ZenPundit is back from vacation and wrote to respond to Pundita's snit at being branded a Hamiltonian realist and to elaborate on why he termed the Democracy Stage Show Kit essay (see sidebar) "Hamiltonian realism." With his permission I publish our exchanges:
"Pundita, Your DSSK essay was, in fact, the very first piece of yours that I read. Actually I haven't read the Mead book either. I was using "Hamiltonian" in its truest sense (Hamilton I have read) of an awareness of the complexity and fallibility of human nature intersecting with government and requiring a realism about the latter's perfectibility as a system. (Personally, on schools of foreign policy I like McDougal's Promised Land-Crusader State dichotomy.)
Hamilton made his case in the Federalist papers to dispel the inevitable purist complaints of the radicals--the Henrys, Paines, Sam Adams, etc.--in order to establish a Constitutional system that would actually work in the real world.

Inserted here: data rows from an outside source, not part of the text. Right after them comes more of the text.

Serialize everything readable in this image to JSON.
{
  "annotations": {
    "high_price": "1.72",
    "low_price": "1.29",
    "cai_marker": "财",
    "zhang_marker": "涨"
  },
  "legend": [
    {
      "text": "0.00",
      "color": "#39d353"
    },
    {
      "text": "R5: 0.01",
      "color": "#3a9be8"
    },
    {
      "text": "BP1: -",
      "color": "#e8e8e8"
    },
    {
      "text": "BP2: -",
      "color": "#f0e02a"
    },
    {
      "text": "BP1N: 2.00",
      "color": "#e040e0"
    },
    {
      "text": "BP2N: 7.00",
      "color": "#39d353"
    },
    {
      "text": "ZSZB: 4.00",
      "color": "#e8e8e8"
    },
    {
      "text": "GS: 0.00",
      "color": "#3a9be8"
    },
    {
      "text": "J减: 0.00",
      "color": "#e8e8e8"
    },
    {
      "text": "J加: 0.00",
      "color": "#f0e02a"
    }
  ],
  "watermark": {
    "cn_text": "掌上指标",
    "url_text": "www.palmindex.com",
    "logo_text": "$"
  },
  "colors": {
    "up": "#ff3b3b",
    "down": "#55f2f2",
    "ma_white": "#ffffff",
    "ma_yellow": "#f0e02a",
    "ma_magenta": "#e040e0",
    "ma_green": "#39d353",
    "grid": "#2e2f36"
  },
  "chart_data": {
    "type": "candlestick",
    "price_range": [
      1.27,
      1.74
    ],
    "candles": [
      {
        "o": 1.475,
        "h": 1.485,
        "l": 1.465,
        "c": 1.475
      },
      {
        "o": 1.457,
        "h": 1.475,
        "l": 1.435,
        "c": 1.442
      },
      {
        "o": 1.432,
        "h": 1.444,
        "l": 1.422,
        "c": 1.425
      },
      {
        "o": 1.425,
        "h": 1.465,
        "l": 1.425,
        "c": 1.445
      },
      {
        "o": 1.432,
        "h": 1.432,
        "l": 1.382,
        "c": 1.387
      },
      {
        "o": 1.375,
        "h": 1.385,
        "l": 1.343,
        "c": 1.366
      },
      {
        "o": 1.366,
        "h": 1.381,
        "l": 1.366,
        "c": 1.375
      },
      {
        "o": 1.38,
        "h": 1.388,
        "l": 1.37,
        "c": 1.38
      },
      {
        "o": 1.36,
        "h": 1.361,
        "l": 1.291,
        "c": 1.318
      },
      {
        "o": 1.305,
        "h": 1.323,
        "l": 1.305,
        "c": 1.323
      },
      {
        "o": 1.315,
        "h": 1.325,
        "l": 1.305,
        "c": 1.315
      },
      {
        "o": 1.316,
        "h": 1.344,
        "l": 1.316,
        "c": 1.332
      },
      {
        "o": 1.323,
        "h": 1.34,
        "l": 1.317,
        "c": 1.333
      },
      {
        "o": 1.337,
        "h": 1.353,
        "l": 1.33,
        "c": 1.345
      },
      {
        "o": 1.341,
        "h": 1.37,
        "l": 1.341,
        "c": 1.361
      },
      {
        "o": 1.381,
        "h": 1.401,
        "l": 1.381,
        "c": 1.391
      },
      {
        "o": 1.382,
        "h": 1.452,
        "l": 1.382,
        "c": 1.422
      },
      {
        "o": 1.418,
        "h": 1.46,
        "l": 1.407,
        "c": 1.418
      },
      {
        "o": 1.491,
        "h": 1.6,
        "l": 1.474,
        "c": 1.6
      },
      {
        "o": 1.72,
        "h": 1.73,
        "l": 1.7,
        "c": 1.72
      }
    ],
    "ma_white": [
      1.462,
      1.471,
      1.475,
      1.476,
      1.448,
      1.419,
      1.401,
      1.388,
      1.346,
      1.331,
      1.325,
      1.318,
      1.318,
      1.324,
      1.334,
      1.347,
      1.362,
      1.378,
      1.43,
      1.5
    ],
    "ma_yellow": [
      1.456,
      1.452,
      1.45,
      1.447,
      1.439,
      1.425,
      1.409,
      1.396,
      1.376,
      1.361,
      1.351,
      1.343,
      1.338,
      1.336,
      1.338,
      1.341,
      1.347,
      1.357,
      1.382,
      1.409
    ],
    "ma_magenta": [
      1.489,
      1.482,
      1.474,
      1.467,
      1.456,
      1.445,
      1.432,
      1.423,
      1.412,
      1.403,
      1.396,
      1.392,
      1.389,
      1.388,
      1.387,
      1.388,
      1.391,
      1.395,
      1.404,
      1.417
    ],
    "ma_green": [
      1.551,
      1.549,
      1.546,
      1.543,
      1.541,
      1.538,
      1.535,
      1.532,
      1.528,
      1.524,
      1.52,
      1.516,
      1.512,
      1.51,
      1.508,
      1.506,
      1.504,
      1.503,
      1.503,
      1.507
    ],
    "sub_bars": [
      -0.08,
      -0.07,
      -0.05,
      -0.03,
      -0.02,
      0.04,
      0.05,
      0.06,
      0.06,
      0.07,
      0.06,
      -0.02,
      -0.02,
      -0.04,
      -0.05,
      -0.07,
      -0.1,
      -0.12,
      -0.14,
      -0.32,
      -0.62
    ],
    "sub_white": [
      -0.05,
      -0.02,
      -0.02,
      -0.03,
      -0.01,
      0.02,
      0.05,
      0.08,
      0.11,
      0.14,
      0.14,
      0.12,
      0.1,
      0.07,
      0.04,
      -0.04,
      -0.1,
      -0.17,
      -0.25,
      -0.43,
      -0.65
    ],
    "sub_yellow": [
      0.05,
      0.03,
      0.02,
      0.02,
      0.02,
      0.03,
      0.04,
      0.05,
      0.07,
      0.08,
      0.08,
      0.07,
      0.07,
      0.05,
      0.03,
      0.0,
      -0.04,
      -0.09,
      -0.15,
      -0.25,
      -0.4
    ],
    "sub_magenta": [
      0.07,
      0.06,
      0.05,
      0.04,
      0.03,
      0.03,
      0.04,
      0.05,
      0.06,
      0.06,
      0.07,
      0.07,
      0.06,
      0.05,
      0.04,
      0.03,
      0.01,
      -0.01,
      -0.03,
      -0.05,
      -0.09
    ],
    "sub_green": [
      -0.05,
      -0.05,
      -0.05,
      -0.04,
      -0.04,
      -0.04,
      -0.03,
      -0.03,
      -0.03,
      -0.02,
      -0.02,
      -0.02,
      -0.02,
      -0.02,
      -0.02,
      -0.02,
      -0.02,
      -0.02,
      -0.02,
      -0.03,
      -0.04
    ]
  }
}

Hamilton understood the difference between Jefferson's romantic agrarian idealism and republican realism and pushed Washington to be the strong executive so that the new national government would actually be capable of taking effective decisions, unlike the Confederation.
Hamilton, in short, dealt with republican governments as they would actually work when infused with interests and factions. His contributions, I would argue, kept our system from being hijacked by demagogues for a want of clarity about a leader's motives and the wisdom of the crowd.
So, more or less, I saw a similar clarity in your Democracy Stage Show Kit essay: democracy being a fine thing but not a deus ex machina moment where a good parade erases elite interests or the factions that operate behind the scenes. Probably not quite the same thing as what Dave [Schuler at the Glittering Eye blog] means by "Hamiltonian"--I've meant to get into that debate with him....
[Signed] Mark (ZenPundit)"
"Mark, may I publish your reply? I think Pundita readers would enjoy it. I certainly did.
"Feel free to publish it though you might wish to drop the parenthetical aside on Walter McDougal since that would probably confuse people who are not up on the minutia of diplomatic historiography.
The great thing about our founders--Franklin, Madison, John Adams, Hamilton, Jefferson, Mason and the rest--is that they really had read deeply--Montesquieu, Locke, Polybius, Aristotle, Machiavelli--and frequently in the original languages.
They also had the trial run of writing state constitutions. Most of the delegates to the [Constitutional Convention or 'Continental Congress'] had been involved in writing constitutions for the various states; they had several years in which to observe what wasn't working. Their view of human nature had no illusions and that's one reason why, Hamilton excepted, they died [of natural causes].
Well. More reasons to prod one's children to study Latin and ancient Greek. And another reminder about the usefulness of studying history. At least those Pundita readers who don't get around to perusing Mead's book can nod knowingly at a cocktail party if the author's name comes up in conversation. Now as for McDougall's Promised Land-Crusader State dichotomy....